Full text of Colin Bien’s talk titled “Breaking the Loop of Anxiety” at TEDxLeuphanaUniversityLüneburg conference.
Listen to the MP3 Audio here:
Colin Bien – Founder of True Fabrics
This is a cycle. You may have heard about it. Some people also call it a loop or a circle. This geometrical figure tends to appear almost anywhere in the physical world but they also appear in our minds for better or worse.
Four years ago, I experienced something that changed my life dramatically. I remember it was a snowy day and I was attending a workshop for an international conference in Beijing. And all of a sudden, this weird feeling catches my attention. I couldn’t breathe. I mean, I was technically able to breathe but it felt that there wasn’t enough oxygen in the air.
So, I ran outside and I grabbed some snow, I shoveled it into my face but it would immediately melt because I was on fire and I was burning from the inside. And this was my first panic attack.
In Germany, 14% to 15% of all adults suffer from a panic disorder once in their life, and this is often due to a lot of stress.
Now, stress can come from many different sources but it’s often our job that produces the bulk of it. Although, that we know that stress is not good, it seems to be a good thing for a lot of people. Being stressed is better than being bored, being busy seems to be better than being productive. And doing a thousand things a time is better than just one.
We are constantly trying to be better, faster and stronger. It feels that we are restless, and the more I talked about that with friends, the more I realized how common feelings of exhaustion, purposeless and not getting anywhere are. It feels that we are all being trapped in a hamster wheel on our pursuit to happiness. And the common attitude is if we only work enough then we become more happy, but we are wrong.
Science shows us it’s actually the other way around. Ignoring that, we keep on accelerating in this hamster wheel. Although, everybody knows what happens if you run too fast in here. Right, you fall out. And this falling out, it can take the shape of a depression, of a burnout or like in my case, a panic disorder.
I really suffered bad over the course of three years from those attacks but today, I not only haven’t had a panic attack more than a year, I also managed to become less stressed, physically healthy and even happier. And this is not only due to a behavioral therapy I did but a discovery I made that made it significantly easier for me to find the way to my inner balance and be less stressed.
But let’s start from the beginning.
Now, the route to my inner balance was forming new routines and the key to my recovery was to find out how to influence in depth and change them. And I’m not talking about single routines here to gain muscle mass, to floss your teeth or to water your flowers but to enrich your life with a new sum, with a full sum of new routines that work on you.
I’m talking about breaking out of bad loops and implementing good ones that have a positive effect on you. And I see routines only in the first place as a tool to overcome panic but in a more broader sense as an opportunity to create less stress. And now, let’s start from the beginning because it’s essential that you understand what happens if an attack hits you.

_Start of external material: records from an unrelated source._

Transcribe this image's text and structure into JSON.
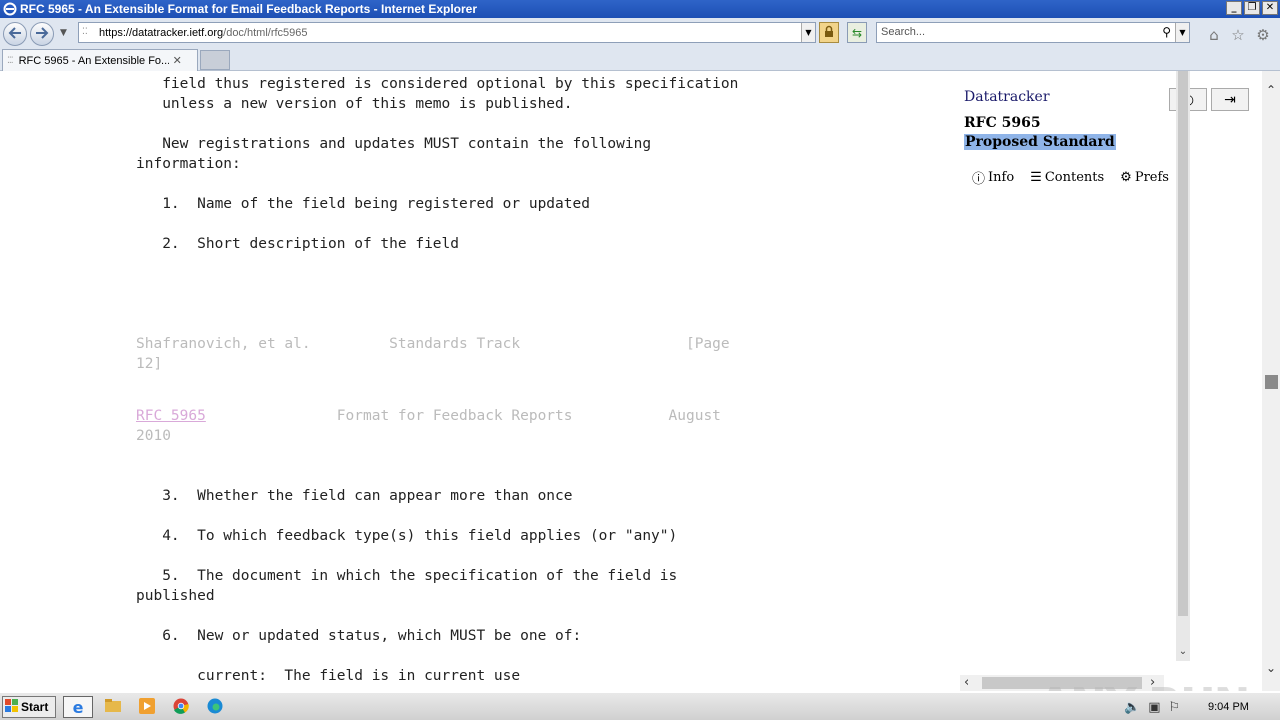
{
  "window": {
    "title": "RFC 5965 - An Extensible Format for Email Feedback Reports - Internet Explorer",
    "min": "_",
    "restore": "❐",
    "close": "✕"
  },
  "address": {
    "url_prefix": "https://datatracker.",
    "url_domain": "ietf.org",
    "url_path": "/doc/html/rfc5965"
  },
  "search": {
    "placeholder": "Search..."
  },
  "tab": {
    "label": "RFC 5965 - An Extensible Fo...",
    "close": "✕"
  },
  "doc": {
    "lines_top": "   field thus registered is considered optional by this specification\n   unless a new version of this memo is published.\n\n   New registrations and updates MUST contain the following\ninformation:\n\n   1.  Name of the field being registered or updated\n\n   2.  Short description of the field",
    "footer": "Shafranovich, et al.         Standards Track                   [Page\n12]",
    "header_link": "RFC 5965",
    "header_rest": "               Format for Feedback Reports           August\n2010",
    "lines_bottom": "   3.  Whether the field can appear more than once\n\n   4.  To which feedback type(s) this field applies (or \"any\")\n\n   5.  The document in which the specification of the field is\npublished\n\n   6.  New or updated status, which MUST be one of:\n\n       current:  The field is in current use"
  },
  "sidebar": {
    "datatracker": "Datatracker",
    "rfc": "RFC 5965",
    "status": "Proposed Standard",
    "info": "Info",
    "contents": "Contents",
    "prefs": "Prefs"
  },
  "watermark": "ANY RUN",
  "taskbar": {
    "start": "Start",
    "clock": "9:04 PM"
  }
}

You typically realize them through a combination of three things: uncomfortable physical feelings, upsetting thoughts and distressing emotions.
Now, you start to perceive those feelings as a threat, which leads to anxiety and that usually marks the beginning of an attack. In this stage of anxiety, those physical symptoms start to intensify and they actually trigger fearful thoughts such as I’m losing my mind, I’m going to go crazy or I will die in the next minute. And this in turn, can lead to an increased feeling of anxiety again and the vicious circle starts to evolve.
Now, given how frightening these feelings can be, it’s not uncommon for panic attack sufferers to actually fear the onset of a future attack. People with panic disorder therefore often change their behavior in respond to the fear of fear.
For instance, you may avoid certain places or certain situations you believe could bring on a panic attack, but unfortunately, those short routines, they only ease the anxiety in the short run but they actually lead to more long lasting fears. And that is exactly what happened to me in the first couple of years of my disorder.
And let me give you a few examples and let me show you these examples in a two dimensional way, one being the intensity of an attack and one being the time they last.
So, first of all, I got some pills from my doctor and even though, I never used them, I would always carry them around. So, just in case, I get an attack, I could use them. This is called a security signal and it’s likely that it lowers your panic like shown in this graph here.
I tried other things too like calling my mom in the middle of an attack, which is an attempt to escape, likely leaving you with a panic shape looking like this one with high returning peaks. At last, I would isolate each thought I had during an attack, write it down and see how they feel. This is a deflection and it really calms you down for a minute but as soon as you stop, intensity goes up again, leaving you with a shape like this one here.
So, all these routines, they had a certain effect on me but they didn’t help to overcome the panic in the long run. Then, in the therapy, I learned this: The key to get out of those routines was not to avoid them or to flee or to distract myself but to acknowledge and to accept them.